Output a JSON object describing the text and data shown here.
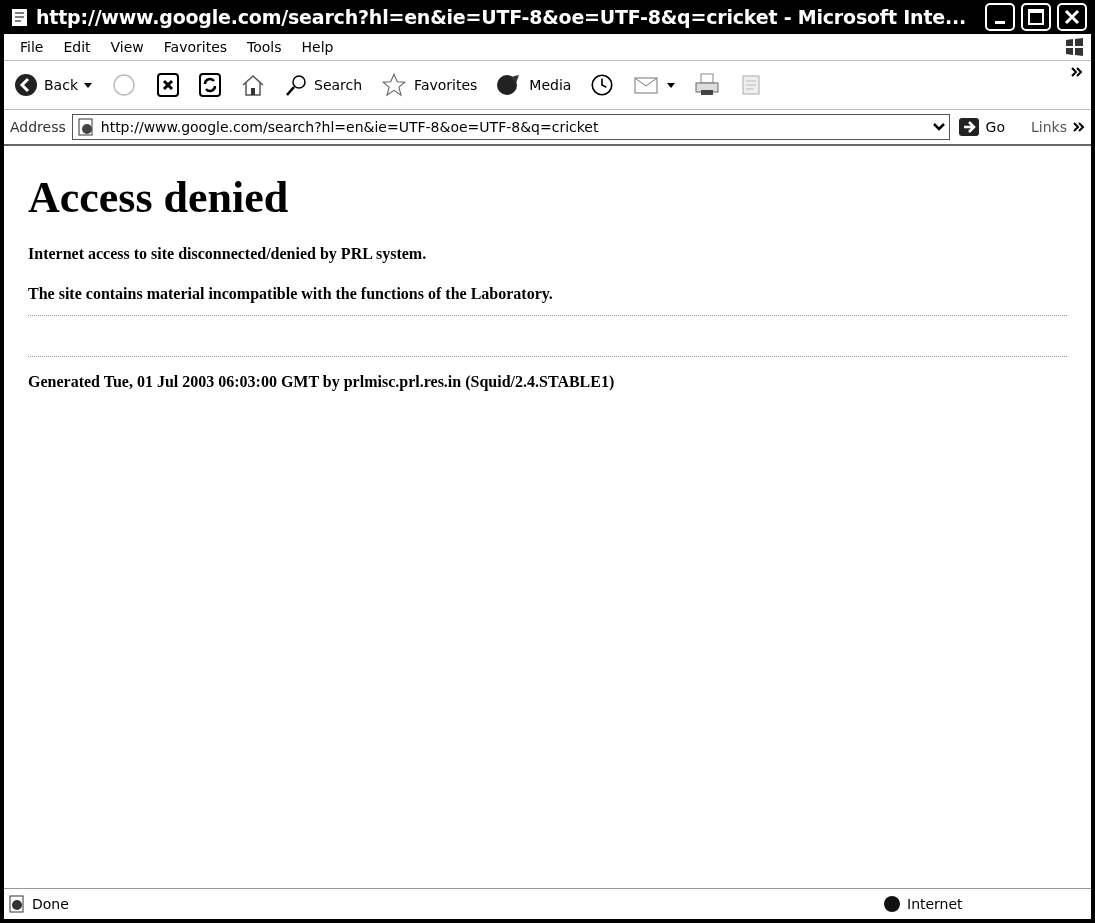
{
  "window": {
    "title": "http://www.google.com/search?hl=en&ie=UTF-8&oe=UTF-8&q=cricket - Microsoft Inte..."
  },
  "menu": [
    "File",
    "Edit",
    "View",
    "Favorites",
    "Tools",
    "Help"
  ],
  "toolbar": [
    {
      "label": "Back",
      "dropdown": true
    },
    {
      "dropdown": false
    },
    {
      "dropdown": false
    },
    {
      "dropdown": false
    },
    {
      "dropdown": false
    },
    {
      "label": "Search",
      "dropdown": false
    },
    {
      "label": "Favorites",
      "dropdown": false
    },
    {
      "label": "Media",
      "dropdown": false
    },
    {
      "dropdown": false
    },
    {
      "dropdown": true
    },
    {
      "dropdown": false
    },
    {
      "dropdown": false
    }
  ],
  "address": {
    "label": "Address",
    "value": "http://www.google.com/search?hl=en&ie=UTF-8&oe=UTF-8&q=cricket",
    "go": "Go",
    "links": "Links"
  },
  "content": {
    "heading": "Access denied",
    "paragraphs": [
      "Internet access to site disconnected/denied by PRL system.",
      "The site contains material incompatible with the functions of the Laboratory."
    ],
    "footer": "Generated Tue, 01 Jul 2003 06:03:00 GMT by prlmisc.prl.res.in (Squid/2.4.STABLE1)"
  },
  "status_bar": {
    "text": "Done",
    "zone": "Internet"
  }
}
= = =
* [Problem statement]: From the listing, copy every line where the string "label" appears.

* [Response box]:
      "label": "Back",
      "label": "Search",
      "label": "Favorites",
      "label": "Media",
    "label": "Address",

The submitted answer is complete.